Causes and Associated Health Conditions
Many conditions have a strong correlation with SIBO, some of which predispose a person to develop SIBO and others, resulting from the presence of SIBO. A variety of disorders include:(1),(3),(4),(5)
- Acne rosacea
- Abdominal surgery (e.g., hysterectomy, gastrectomy, cholecystectomy, and colectomy)
- Anaemia and/or B12 deficiency
- Bariatric surgery (such as gastric bypass surgery) in morbidly obese patients
- Coeliac disease
- Inflammatory bowel disease (IBD)
- Non-alcoholic fatty liver disease (NAFLD)
- Older age
- PPI therapy (proton pump inhibitors) for the treatment of reflux
- Restless legs syndrome
Hypothyroidism and SIBO
Patients with hypothyroidism and especially patients taking prescribed Levothyroxine showed a higher prevalence of SIBO in a multivariate analysis. (4) Since hypothyroidism slows gut motility and is a common cause of constipation, this stagnation may allow for the overgrowth of bacteria in the small intestine.
Symptoms alone cannot be used to establish a SIBO diagnosis since they are broad-ranging testing is required. (1) Lactulose and glucose breath tests are patient-friendly methods and the most utilised diagnostic tests, which are low cost, non-invasive and provide sufficient accuracy. (5,6) The test measures for hydrogen and methane gases produced by the gut flora in response to the ingested lactulose or glucose.
An innovative new blood test named IBS-smart™ can help diagnose whether the cause of SIBO resulted from an episode of food poisoning. Research shows that over 60% of diarrhoea-predominant IBS cases could be post-infectious. This test was due to be launched in Australia in March 2020 but has since been delayed. We look forward to a time soon when we can offer this invaluable test to our patients to help them to understand the root cause of their gut issues potentially fully.
A general approach to treating SIBO includes:
1 A tailored diet – Dietary manipulation may help those with SIBO(5) and similarly to the FODMAPS diet used to manage IBS, aims to reduce gas and bloating.

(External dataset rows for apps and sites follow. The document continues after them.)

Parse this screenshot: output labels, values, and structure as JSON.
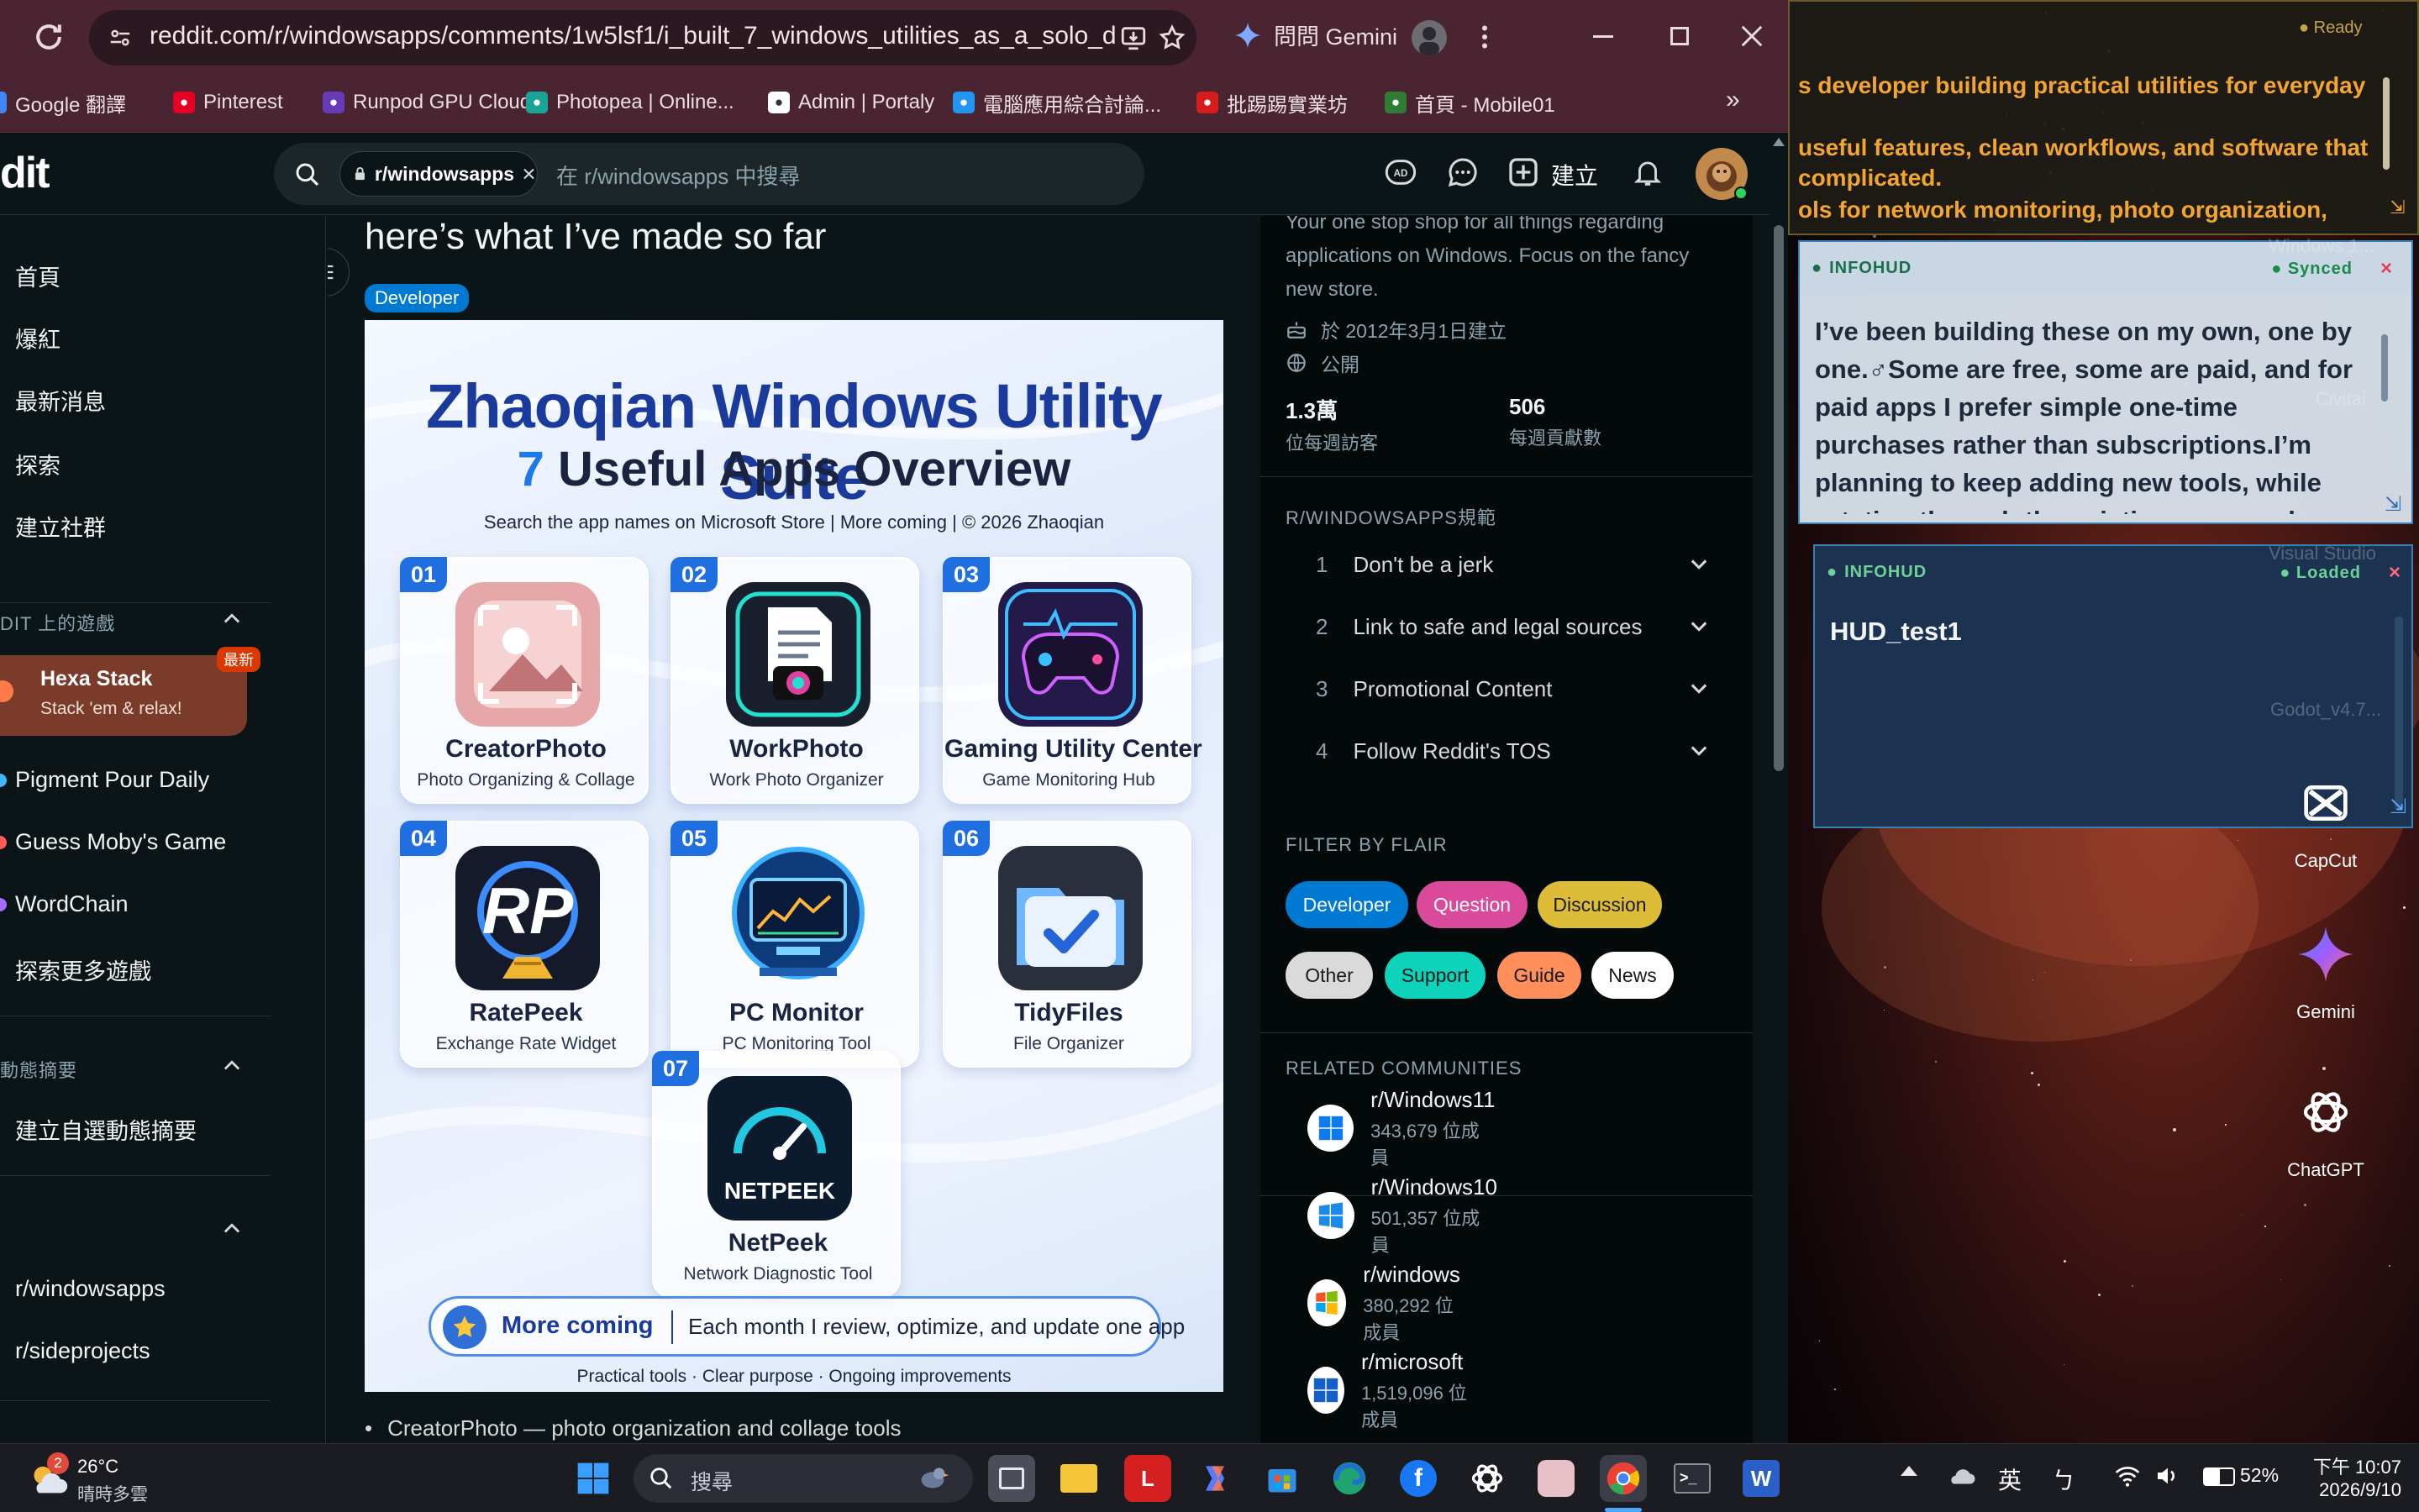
{
  "browser": {
    "url": "reddit.com/r/windowsapps/comments/1w5lsf1/i_built_7_windows_utilities_as_a_solo_dev...",
    "gemini_label": "問問 Gemini",
    "bookmarks": [
      {
        "label": "Google 翻譯",
        "icon": "google-translate-icon",
        "color": "#4285f4"
      },
      {
        "label": "Pinterest",
        "icon": "pinterest-icon",
        "color": "#e60023"
      },
      {
        "label": "Runpod GPU Cloud",
        "icon": "runpod-icon",
        "color": "#673ab7"
      },
      {
        "label": "Photopea | Online...",
        "icon": "photopea-icon",
        "color": "#18a497"
      },
      {
        "label": "Admin | Portaly",
        "icon": "portaly-icon",
        "color": "#ffffff"
      },
      {
        "label": "電腦應用綜合討論...",
        "icon": "forum-icon",
        "color": "#2196f3"
      },
      {
        "label": "批踢踢實業坊",
        "icon": "ptt-icon",
        "color": "#d81b1b"
      },
      {
        "label": "首頁 - Mobile01",
        "icon": "mobile01-icon",
        "color": "#2e7d32"
      }
    ]
  },
  "header": {
    "logo": "dit",
    "search_chip": "r/windowsapps",
    "search_placeholder": "在 r/windowsapps 中搜尋",
    "create_label": "建立"
  },
  "left_sidebar": {
    "nav": [
      "首頁",
      "爆紅",
      "最新消息",
      "探索",
      "建立社群"
    ],
    "games_header": "DIT 上的遊戲",
    "featured_game": {
      "title": "Hexa Stack",
      "subtitle": "Stack 'em & relax!",
      "badge": "最新"
    },
    "games": [
      "Pigment Pour Daily",
      "Guess Moby's Game",
      "WordChain"
    ],
    "more_games": "探索更多遊戲",
    "feeds_header": "動態摘要",
    "create_feed": "建立自選動態摘要",
    "communities": [
      "r/windowsapps",
      "r/sideprojects"
    ]
  },
  "post": {
    "title": "here’s what I’ve made so far",
    "flair": "Developer",
    "bullet": "CreatorPhoto — photo organization and collage tools",
    "image": {
      "title": "Zhaoqian Windows Utility Suite",
      "subtitle_num": "7",
      "subtitle_text": "Useful Apps Overview",
      "line": "Search the app names on Microsoft Store   |   More coming   |   © 2026 Zhaoqian",
      "apps": [
        {
          "num": "01",
          "name": "CreatorPhoto",
          "desc": "Photo Organizing & Collage",
          "color": "#e6a7a9"
        },
        {
          "num": "02",
          "name": "WorkPhoto",
          "desc": "Work Photo Organizer",
          "color": "#1a1f2e"
        },
        {
          "num": "03",
          "name": "Gaming Utility Center",
          "desc": "Game Monitoring Hub",
          "color": "#231a4a"
        },
        {
          "num": "04",
          "name": "RatePeek",
          "desc": "Exchange Rate Widget",
          "color": "#141a2a"
        },
        {
          "num": "05",
          "name": "PC Monitor",
          "desc": "PC Monitoring Tool",
          "color": "#0d3a7a"
        },
        {
          "num": "06",
          "name": "TidyFiles",
          "desc": "File Organizer",
          "color": "#2a2f3e"
        },
        {
          "num": "07",
          "name": "NetPeek",
          "desc": "Network Diagnostic Tool",
          "color": "#0c1a2e"
        }
      ],
      "more_title": "More coming",
      "more_text": "Each month I review, optimize, and update one app",
      "footer": "Practical tools   ·   Clear purpose   ·   Ongoing improvements"
    }
  },
  "right_sidebar": {
    "description": [
      "Your one stop shop for all things regarding",
      "applications on Windows. Focus on the fancy",
      "new store."
    ],
    "created": "於 2012年3月1日建立",
    "visibility": "公開",
    "stats": [
      {
        "value": "1.3萬",
        "label": "位每週訪客"
      },
      {
        "value": "506",
        "label": "每週貢獻數"
      }
    ],
    "rules_header": "R/WINDOWSAPPS規範",
    "rules": [
      {
        "n": "1",
        "text": "Don't be a jerk"
      },
      {
        "n": "2",
        "text": "Link to safe and legal sources"
      },
      {
        "n": "3",
        "text": "Promotional Content"
      },
      {
        "n": "4",
        "text": "Follow Reddit's TOS"
      }
    ],
    "flair_header": "FILTER BY FLAIR",
    "flairs": [
      {
        "label": "Developer",
        "bg": "#0079d3",
        "fg": "#ffffff"
      },
      {
        "label": "Question",
        "bg": "#d94a9a",
        "fg": "#ffffff"
      },
      {
        "label": "Discussion",
        "bg": "#ddbd37",
        "fg": "#1a1a1b"
      },
      {
        "label": "Other",
        "bg": "#dadada",
        "fg": "#1a1a1b"
      },
      {
        "label": "Support",
        "bg": "#0dd3bb",
        "fg": "#1a1a1b"
      },
      {
        "label": "Guide",
        "bg": "#ff8f5a",
        "fg": "#1a1a1b"
      },
      {
        "label": "News",
        "bg": "#ffffff",
        "fg": "#1a1a1b"
      }
    ],
    "related_header": "RELATED COMMUNITIES",
    "related": [
      {
        "name": "r/Windows11",
        "members": "343,679 位成員"
      },
      {
        "name": "r/Windows10",
        "members": "501,357 位成員"
      },
      {
        "name": "r/windows",
        "members": "380,292 位成員"
      },
      {
        "name": "r/microsoft",
        "members": "1,519,096 位成員"
      }
    ]
  },
  "desktop": {
    "ready_label": "Ready",
    "amber_lines": [
      "s developer building practical utilities for everyday",
      "useful features, clean workflows, and software that",
      "complicated.",
      "ols for network monitoring, photo organization,"
    ],
    "hud1": {
      "label": "INFOHUD",
      "status": "Synced",
      "text": "I’ve been building these on my own, one by one.♂Some are free, some are paid, and for paid apps I prefer simple one-time purchases rather than subscriptions.I’m planning to keep adding new tools, while rotating through the existing apps each"
    },
    "hud2": {
      "label": "INFOHUD",
      "status": "Loaded",
      "text": "HUD_test1"
    },
    "icons": [
      "CapCut",
      "Gemini",
      "ChatGPT"
    ],
    "ghost_labels": [
      "Windows 1...",
      "Civitai",
      "Visual Studio",
      "Godot_v4.7..."
    ]
  },
  "taskbar": {
    "temp": "26°C",
    "weather": "晴時多雲",
    "weather_badge": "2",
    "search": "搜尋",
    "ime": "英",
    "battery": "52%",
    "time": "下午 10:07",
    "date": "2026/9/10"
  }
}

Our Naturopaths expertly guide you on your individual needs, including vegetarian preferences, appropriate carbohydrate and calorie intake as well as considering food intolerances and meal planning.
2. Herbal medicine – Aimed at reducing bacterial counts in the small intestine and improving digestive function an individualised prescription of herbs in liquid, tablet and capsules forms are elected according to your clinical presentation and test results

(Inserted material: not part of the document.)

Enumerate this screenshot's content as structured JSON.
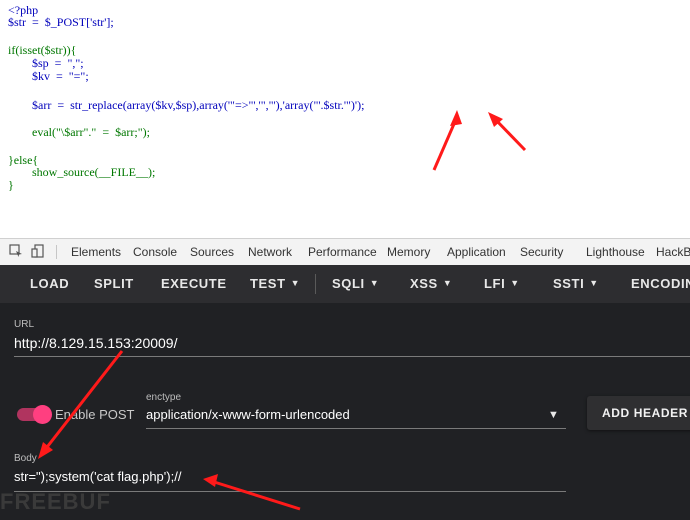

3. Gut healing agents – Additional script items may be suggested based on the need, such as improving and healing associated leaky gut, managing bowel movements, and supporting the treatment phase. Prebiotic and probiotic therapy is often included at a later stage of a treatment since both fibres, and ‘good’ bacteria can potentially be aggravating in the presence of SIBO.

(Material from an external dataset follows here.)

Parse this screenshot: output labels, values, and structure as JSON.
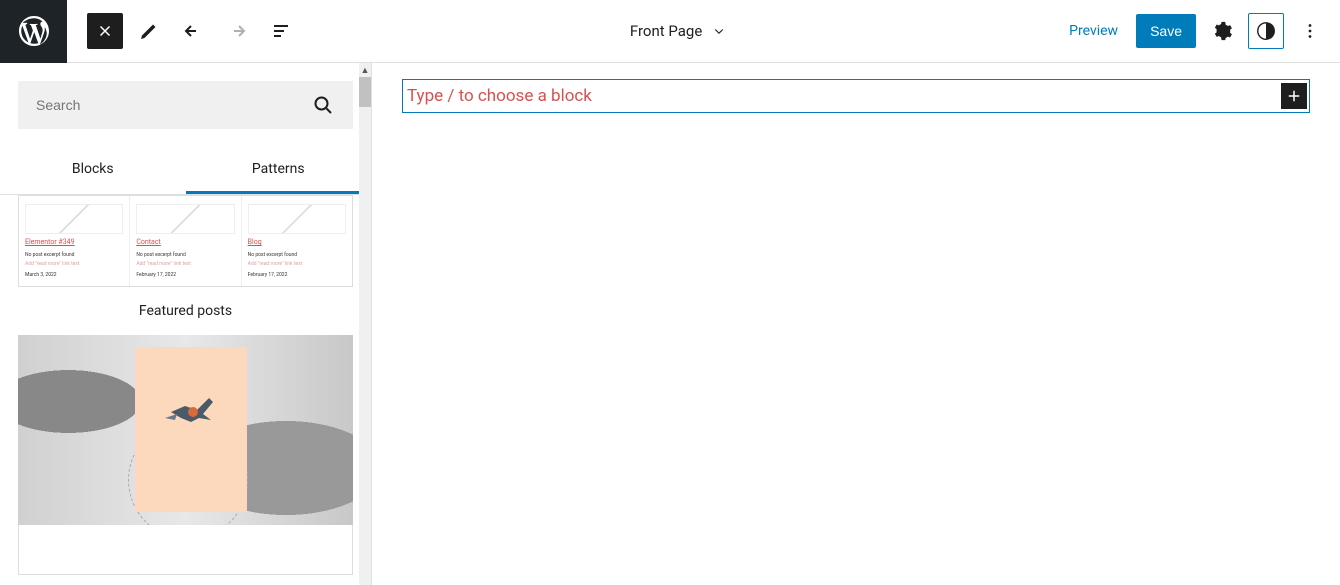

As always, when it comes to Naturopathic care, we seek to treat the individual and the root cause. SIBO is a diagnosis relevant to many who suffer from IBS and is at the root of the problem. Working with a Naturopath can be very worthwhile to address all aspects of your health and especially gut health. As the Ancient Greek physician, Hippocrates (also known as the Father of Modern Medicine) said: “All disease begins in the gut”.